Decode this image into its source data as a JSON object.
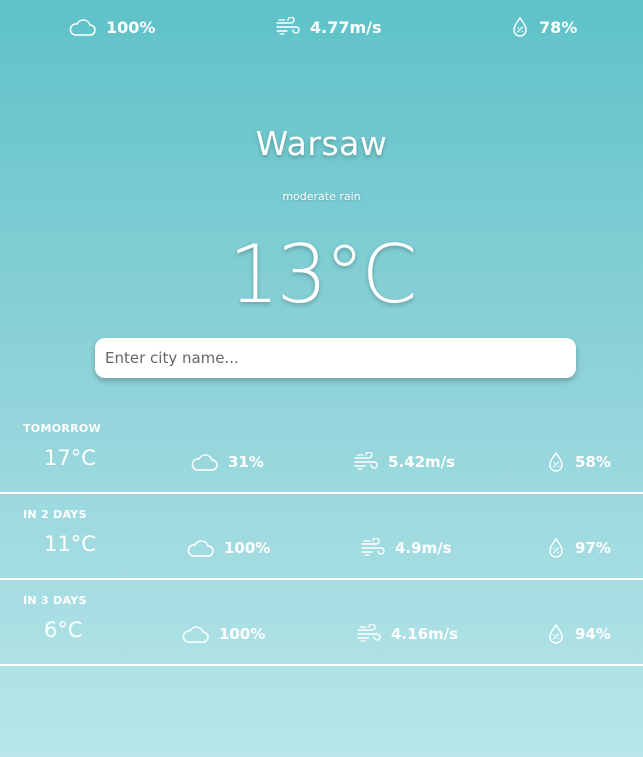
{
  "current": {
    "clouds": "100%",
    "wind": "4.77m/s",
    "humidity": "78%",
    "city": "Warsaw",
    "description": "moderate rain",
    "temperature": "13°C"
  },
  "search": {
    "placeholder": "Enter city name..."
  },
  "forecast": [
    {
      "label": "TOMORROW",
      "temperature": "17°C",
      "clouds": "31%",
      "wind": "5.42m/s",
      "humidity": "58%"
    },
    {
      "label": "IN 2 DAYS",
      "temperature": "11°C",
      "clouds": "100%",
      "wind": "4.9m/s",
      "humidity": "97%"
    },
    {
      "label": "IN 3 DAYS",
      "temperature": "6°C",
      "clouds": "100%",
      "wind": "4.16m/s",
      "humidity": "94%"
    }
  ],
  "icons": {
    "clouds": "cloud-icon",
    "wind": "wind-icon",
    "humidity": "humidity-drop-icon"
  },
  "colors": {
    "gradient_top": "#5ec2c8",
    "gradient_bottom": "#b8e6ea",
    "text": "#ffffff"
  }
}
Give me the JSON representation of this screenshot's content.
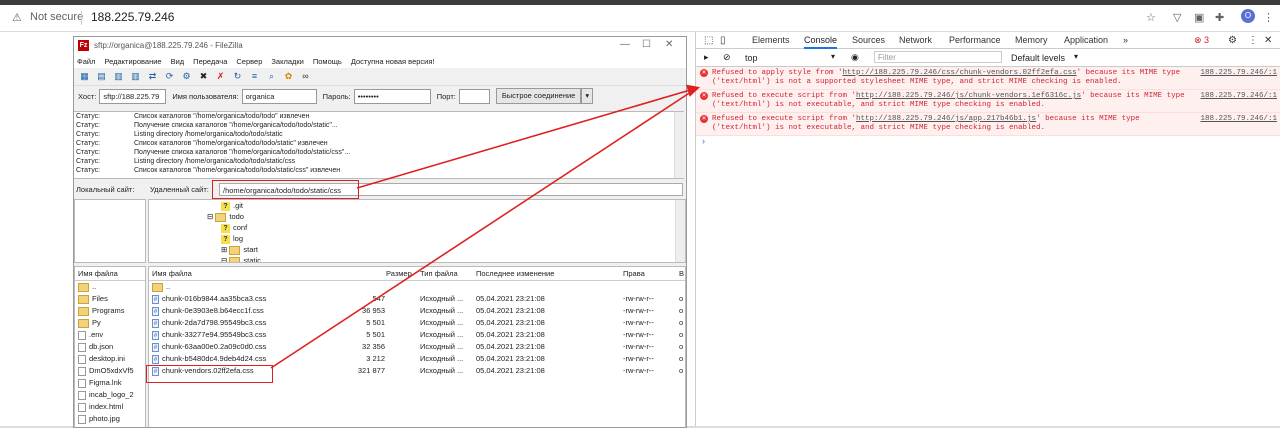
{
  "browser": {
    "security_label": "Not secure",
    "url": "188.225.79.246",
    "avatar_letter": "O"
  },
  "filezilla": {
    "window_title": "sftp://organica@188.225.79.246 - FileZilla",
    "menu": [
      "Файл",
      "Редактирование",
      "Вид",
      "Передача",
      "Сервер",
      "Закладки",
      "Помощь",
      "Доступна новая версия!"
    ],
    "quickconnect": {
      "host_label": "Хост:",
      "host_value": "sftp://188.225.79",
      "user_label": "Имя пользователя:",
      "user_value": "organica",
      "pass_label": "Пароль:",
      "pass_value": "••••••••",
      "port_label": "Порт:",
      "port_value": "",
      "connect_button": "Быстрое соединение"
    },
    "log": [
      {
        "status": "Статус:",
        "msg": "Список каталогов \"/home/organica/todo/todo\" извлечен"
      },
      {
        "status": "Статус:",
        "msg": "Получение списка каталогов \"/home/organica/todo/todo/static\"..."
      },
      {
        "status": "Статус:",
        "msg": "Listing directory /home/organica/todo/todo/static"
      },
      {
        "status": "Статус:",
        "msg": "Список каталогов \"/home/organica/todo/todo/static\" извлечен"
      },
      {
        "status": "Статус:",
        "msg": "Получение списка каталогов \"/home/organica/todo/todo/static/css\"..."
      },
      {
        "status": "Статус:",
        "msg": "Listing directory /home/organica/todo/todo/static/css"
      },
      {
        "status": "Статус:",
        "msg": "Список каталогов \"/home/organica/todo/todo/static/css\" извлечен"
      }
    ],
    "local_site_label": "Локальный сайт:",
    "remote_site_label": "Удаленный сайт:",
    "remote_path": "/home/organica/todo/todo/static/css",
    "remote_tree": [
      ".git",
      "todo",
      "conf",
      "log",
      "start",
      "static"
    ],
    "local_files_header": "Имя файла",
    "local_files": [
      "..",
      "Files",
      "Programs",
      "Py",
      ".env",
      "db.json",
      "desktop.ini",
      "DmO5xdxVf5",
      "Figma.lnk",
      "incab_logo_2",
      "index.html",
      "photo.jpg"
    ],
    "remote_columns": {
      "name": "Имя файла",
      "size": "Размер",
      "type": "Тип файла",
      "modified": "Последнее изменение",
      "perms": "Права",
      "owner": "В"
    },
    "remote_files": [
      {
        "name": "..",
        "size": "",
        "type": "",
        "modified": "",
        "perms": "",
        "owner": ""
      },
      {
        "name": "chunk-016b9844.aa35bca3.css",
        "size": "547",
        "type": "Исходный ...",
        "modified": "05.04.2021 23:21:08",
        "perms": "-rw-rw-r--",
        "owner": "o"
      },
      {
        "name": "chunk-0e3903e8.b64ecc1f.css",
        "size": "36 953",
        "type": "Исходный ...",
        "modified": "05.04.2021 23:21:08",
        "perms": "-rw-rw-r--",
        "owner": "o"
      },
      {
        "name": "chunk-2da7d798.95549bc3.css",
        "size": "5 501",
        "type": "Исходный ...",
        "modified": "05.04.2021 23:21:08",
        "perms": "-rw-rw-r--",
        "owner": "o"
      },
      {
        "name": "chunk-33277e94.95549bc3.css",
        "size": "5 501",
        "type": "Исходный ...",
        "modified": "05.04.2021 23:21:08",
        "perms": "-rw-rw-r--",
        "owner": "o"
      },
      {
        "name": "chunk-63aa00e0.2a09c0d0.css",
        "size": "32 356",
        "type": "Исходный ...",
        "modified": "05.04.2021 23:21:08",
        "perms": "-rw-rw-r--",
        "owner": "o"
      },
      {
        "name": "chunk-b5480dc4.9deb4d24.css",
        "size": "3 212",
        "type": "Исходный ...",
        "modified": "05.04.2021 23:21:08",
        "perms": "-rw-rw-r--",
        "owner": "o"
      },
      {
        "name": "chunk-vendors.02ff2efa.css",
        "size": "321 877",
        "type": "Исходный ...",
        "modified": "05.04.2021 23:21:08",
        "perms": "-rw-rw-r--",
        "owner": "o"
      }
    ]
  },
  "devtools": {
    "tabs": [
      "Elements",
      "Console",
      "Sources",
      "Network",
      "Performance",
      "Memory",
      "Application"
    ],
    "more": "»",
    "error_count": "3",
    "context": "top",
    "filter_placeholder": "Filter",
    "levels": "Default levels",
    "errors": [
      {
        "pre": "Refused to apply style from '",
        "link": "http://188.225.79.246/css/chunk-vendors.02ff2efa.css",
        "post": "' because its MIME type ('text/html') is not a supported stylesheet MIME type, and strict MIME checking is enabled.",
        "source": "188.225.79.246/:1"
      },
      {
        "pre": "Refused to execute script from '",
        "link": "http://188.225.79.246/js/chunk-vendors.1ef6316c.js",
        "post": "' because its MIME type ('text/html') is not executable, and strict MIME type checking is enabled.",
        "source": "188.225.79.246/:1"
      },
      {
        "pre": "Refused to execute script from '",
        "link": "http://188.225.79.246/js/app.217b46b1.js",
        "post": "' because its MIME type ('text/html') is not executable, and strict MIME type checking is enabled.",
        "source": "188.225.79.246/:1"
      }
    ],
    "prompt": "›"
  },
  "colors": {
    "annotation": "#e02020",
    "error_text": "#d1242f",
    "error_bg": "#fff0f0",
    "accent": "#1a73e8"
  }
}
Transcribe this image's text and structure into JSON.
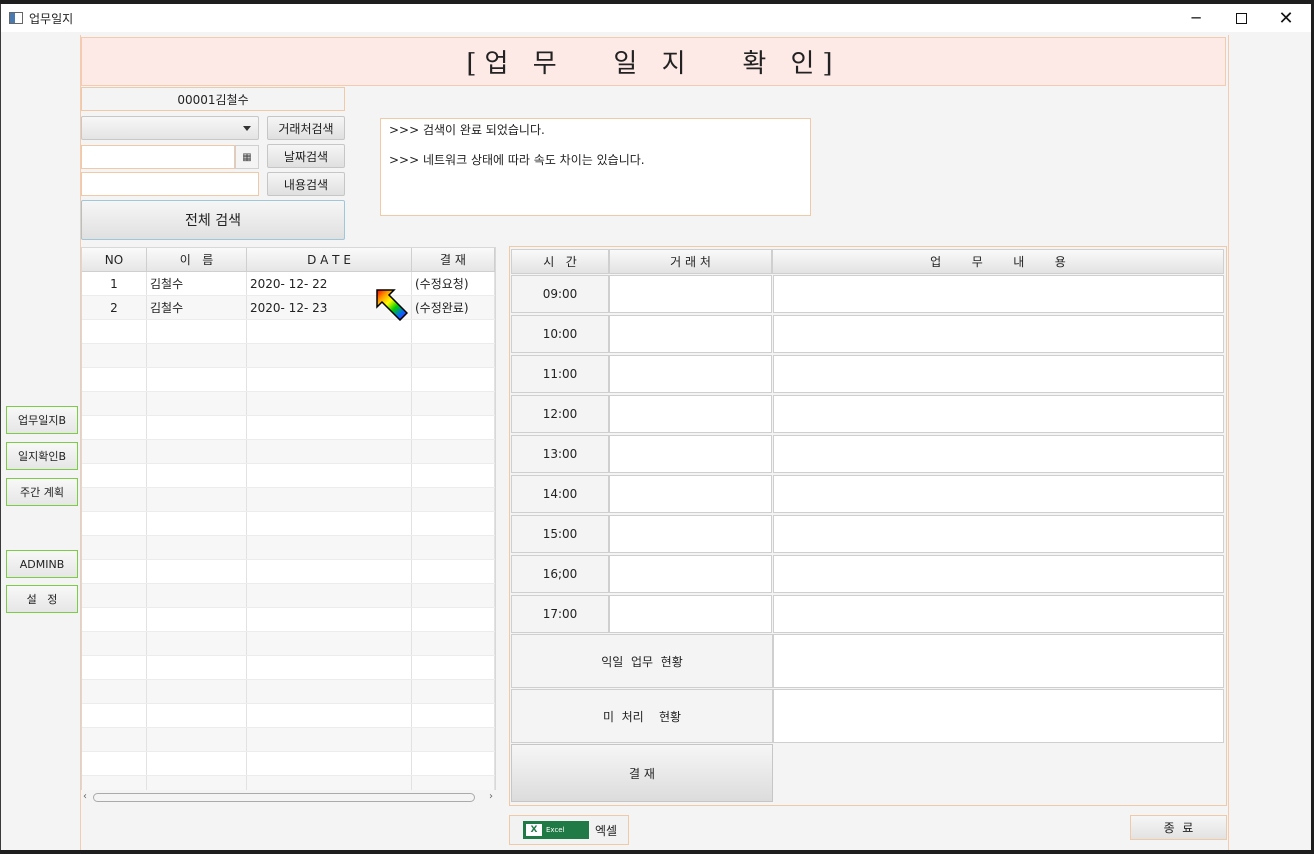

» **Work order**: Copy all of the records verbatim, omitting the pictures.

» **Solution for this exercise**:
Decode this image into its source data as a JSON object.
{
  "current": {
    "clouds": "100%",
    "wind": "4.77m/s",
    "humidity": "78%",
    "city": "Warsaw",
    "description": "moderate rain",
    "temperature": "13°C"
  },
  "search": {
    "placeholder": "Enter city name..."
  },
  "forecast": [
    {
      "label": "TOMORROW",
      "temperature": "17°C",
      "clouds": "31%",
      "wind": "5.42m/s",
      "humidity": "58%"
    },
    {
      "label": "IN 2 DAYS",
      "temperature": "11°C",
      "clouds": "100%",
      "wind": "4.9m/s",
      "humidity": "97%"
    },
    {
      "label": "IN 3 DAYS",
      "temperature": "6°C",
      "clouds": "100%",
      "wind": "4.16m/s",
      "humidity": "94%"
    }
  ],
  "icons": {
    "clouds": "cloud-icon",
    "wind": "wind-icon",
    "humidity": "humidity-drop-icon"
  },
  "colors": {
    "gradient_top": "#5ec2c8",
    "gradient_bottom": "#b8e6ea",
    "text": "#ffffff"
  }
}
Give me the JSON representation of this screenshot's content.
{
  "browser": {
    "security_label": "Not secure",
    "url": "188.225.79.246",
    "avatar_letter": "O"
  },
  "filezilla": {
    "window_title": "sftp://organica@188.225.79.246 - FileZilla",
    "menu": [
      "Файл",
      "Редактирование",
      "Вид",
      "Передача",
      "Сервер",
      "Закладки",
      "Помощь",
      "Доступна новая версия!"
    ],
    "quickconnect": {
      "host_label": "Хост:",
      "host_value": "sftp://188.225.79",
      "user_label": "Имя пользователя:",
      "user_value": "organica",
      "pass_label": "Пароль:",
      "pass_value": "••••••••",
      "port_label": "Порт:",
      "port_value": "",
      "connect_button": "Быстрое соединение"
    },
    "log": [
      {
        "status": "Статус:",
        "msg": "Список каталогов \"/home/organica/todo/todo\" извлечен"
      },
      {
        "status": "Статус:",
        "msg": "Получение списка каталогов \"/home/organica/todo/todo/static\"..."
      },
      {
        "status": "Статус:",
        "msg": "Listing directory /home/organica/todo/todo/static"
      },
      {
        "status": "Статус:",
        "msg": "Список каталогов \"/home/organica/todo/todo/static\" извлечен"
      },
      {
        "status": "Статус:",
        "msg": "Получение списка каталогов \"/home/organica/todo/todo/static/css\"..."
      },
      {
        "status": "Статус:",
        "msg": "Listing directory /home/organica/todo/todo/static/css"
      },
      {
        "status": "Статус:",
        "msg": "Список каталогов \"/home/organica/todo/todo/static/css\" извлечен"
      }
    ],
    "local_site_label": "Локальный сайт:",
    "remote_site_label": "Удаленный сайт:",
    "remote_path": "/home/organica/todo/todo/static/css",
    "remote_tree": [
      ".git",
      "todo",
      "conf",
      "log",
      "start",
      "static"
    ],
    "local_files_header": "Имя файла",
    "local_files": [
      "..",
      "Files",
      "Programs",
      "Py",
      ".env",
      "db.json",
      "desktop.ini",
      "DmO5xdxVf5",
      "Figma.lnk",
      "incab_logo_2",
      "index.html",
      "photo.jpg"
    ],
    "remote_columns": {
      "name": "Имя файла",
      "size": "Размер",
      "type": "Тип файла",
      "modified": "Последнее изменение",
      "perms": "Права",
      "owner": "В"
    },
    "remote_files": [
      {
        "name": "..",
        "size": "",
        "type": "",
        "modified": "",
        "perms": "",
        "owner": ""
      },
      {
        "name": "chunk-016b9844.aa35bca3.css",
        "size": "547",
        "type": "Исходный ...",
        "modified": "05.04.2021 23:21:08",
        "perms": "-rw-rw-r--",
        "owner": "o"
      },
      {
        "name": "chunk-0e3903e8.b64ecc1f.css",
        "size": "36 953",
        "type": "Исходный ...",
        "modified": "05.04.2021 23:21:08",
        "perms": "-rw-rw-r--",
        "owner": "o"
      },
      {
        "name": "chunk-2da7d798.95549bc3.css",
        "size": "5 501",
        "type": "Исходный ...",
        "modified": "05.04.2021 23:21:08",
        "perms": "-rw-rw-r--",
        "owner": "o"
      },
      {
        "name": "chunk-33277e94.95549bc3.css",
        "size": "5 501",
        "type": "Исходный ...",
        "modified": "05.04.2021 23:21:08",
        "perms": "-rw-rw-r--",
        "owner": "o"
      },
      {
        "name": "chunk-63aa00e0.2a09c0d0.css",
        "size": "32 356",
        "type": "Исходный ...",
        "modified": "05.04.2021 23:21:08",
        "perms": "-rw-rw-r--",
        "owner": "o"
      },
      {
        "name": "chunk-b5480dc4.9deb4d24.css",
        "size": "3 212",
        "type": "Исходный ...",
        "modified": "05.04.2021 23:21:08",
        "perms": "-rw-rw-r--",
        "owner": "o"
      },
      {
        "name": "chunk-vendors.02ff2efa.css",
        "size": "321 877",
        "type": "Исходный ...",
        "modified": "05.04.2021 23:21:08",
        "perms": "-rw-rw-r--",
        "owner": "o"
      }
    ]
  },
  "devtools": {
    "tabs": [
      "Elements",
      "Console",
      "Sources",
      "Network",
      "Performance",
      "Memory",
      "Application"
    ],
    "more": "»",
    "error_count": "3",
    "context": "top",
    "filter_placeholder": "Filter",
    "levels": "Default levels",
    "errors": [
      {
        "pre": "Refused to apply style from '",
        "link": "http://188.225.79.246/css/chunk-vendors.02ff2efa.css",
        "post": "' because its MIME type ('text/html') is not a supported stylesheet MIME type, and strict MIME checking is enabled.",
        "source": "188.225.79.246/:1"
      },
      {
        "pre": "Refused to execute script from '",
        "link": "http://188.225.79.246/js/chunk-vendors.1ef6316c.js",
        "post": "' because its MIME type ('text/html') is not executable, and strict MIME type checking is enabled.",
        "source": "188.225.79.246/:1"
      },
      {
        "pre": "Refused to execute script from '",
        "link": "http://188.225.79.246/js/app.217b46b1.js",
        "post": "' because its MIME type ('text/html') is not executable, and strict MIME type checking is enabled.",
        "source": "188.225.79.246/:1"
      }
    ],
    "prompt": "›"
  },
  "colors": {
    "annotation": "#e02020",
    "error_text": "#d1242f",
    "error_bg": "#fff0f0",
    "accent": "#1a73e8"
  }
}
Transcribe this image's text and structure into JSON.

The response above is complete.